In a bold show of support to those with childhood cancer, 150 students from Waverley College created a visual representation of this horrible statistic in their school playground.
These students stood in solidarity with peer and leukaemia patient, Hugo Kulscar, to capture an image representing the number of children who die each year from the disease. They hope to spread awareness of childhood cancer, its impact on education, and the need to fund research to find a cure.
Hugo Kulscar surrounded by his peers at Waverley College, Sydney.
The Kids’ Cancer Project are committed to that ultimate goal and have committed more than $40 million dollars to date to research projects to improve childhood cancer treatments.
Founder and Director, Col Reynolds OAM has an ambition that within the next 25 years, The Kids’ Cancer Project will no longer exist, gentle yet effective treatments will have been found and no family will be afraid of the words, ‘your child has cancer’.
Until that day, the education and societal impacts of childhood cancer are still significant and diverse.
Australia is lagging behind the United States and Europe in providing consistent services to help childhood cancer survivors successfully reintegrate into their schools.
Some treatments for kids’ cancer mean that only one in 20 survivors are capable of leading an independent life due to the intellectual disability caused by their treatments. The impact on education is clear.
For children that do survive, 99 per cent will have chronic health problems caused by their treatment and 96 per cent will have a severe or life-threatening condition.
The toxicity and intensity of treatments used to save a child’s life can lead to ongoing side effects, which is why the research funded by The Kids’ Cancer Project aims to not only eradicate childhood cancer, but in the meantime make the treatment less gruelling.
An initiative by Missing School is helping combat some of these challenges, linking sick children with educational robots to keep students connected to the classroom while they undergo treatment.
Denai Kulscar, Hugo Kulscar, Jen Hoare (Waverley College) and Christopher the learning robot.
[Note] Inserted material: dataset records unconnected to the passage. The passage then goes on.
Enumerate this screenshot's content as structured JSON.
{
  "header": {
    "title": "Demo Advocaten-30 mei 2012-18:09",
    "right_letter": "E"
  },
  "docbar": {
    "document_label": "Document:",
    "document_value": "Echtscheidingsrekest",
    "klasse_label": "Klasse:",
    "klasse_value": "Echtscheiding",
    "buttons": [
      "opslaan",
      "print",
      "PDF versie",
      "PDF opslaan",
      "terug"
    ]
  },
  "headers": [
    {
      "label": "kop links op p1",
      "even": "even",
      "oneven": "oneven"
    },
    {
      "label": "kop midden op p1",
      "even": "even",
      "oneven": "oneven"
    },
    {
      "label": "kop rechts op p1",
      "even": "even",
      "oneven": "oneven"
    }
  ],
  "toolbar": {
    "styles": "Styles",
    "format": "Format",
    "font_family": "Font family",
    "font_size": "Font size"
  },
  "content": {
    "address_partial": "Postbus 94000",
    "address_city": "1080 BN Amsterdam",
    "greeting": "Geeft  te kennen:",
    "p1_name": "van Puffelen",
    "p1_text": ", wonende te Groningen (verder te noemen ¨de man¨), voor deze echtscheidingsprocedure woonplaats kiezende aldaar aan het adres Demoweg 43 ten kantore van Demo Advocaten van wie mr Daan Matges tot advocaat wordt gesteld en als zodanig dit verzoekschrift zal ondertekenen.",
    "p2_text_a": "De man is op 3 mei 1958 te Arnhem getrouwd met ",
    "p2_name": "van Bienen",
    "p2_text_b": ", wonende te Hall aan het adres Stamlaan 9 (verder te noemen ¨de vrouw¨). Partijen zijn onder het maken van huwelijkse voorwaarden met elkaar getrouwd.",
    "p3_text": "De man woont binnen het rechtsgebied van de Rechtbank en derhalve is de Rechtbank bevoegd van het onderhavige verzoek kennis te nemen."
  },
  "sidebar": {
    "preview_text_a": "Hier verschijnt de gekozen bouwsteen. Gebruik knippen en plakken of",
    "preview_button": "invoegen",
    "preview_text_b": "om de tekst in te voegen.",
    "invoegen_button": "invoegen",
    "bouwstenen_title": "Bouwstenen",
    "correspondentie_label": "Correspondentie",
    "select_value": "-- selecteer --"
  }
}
Throughout his treatment, 12-year-old Hugo Kulscar is able to participate in the classroom and socialise with his friends through Christopher the robot.
Only research will save children like Hugo and change the statistic of 150 children dying each year and of cancer as the number one killer for children.
Donate to research and help find more effective treatments for kids with cancer.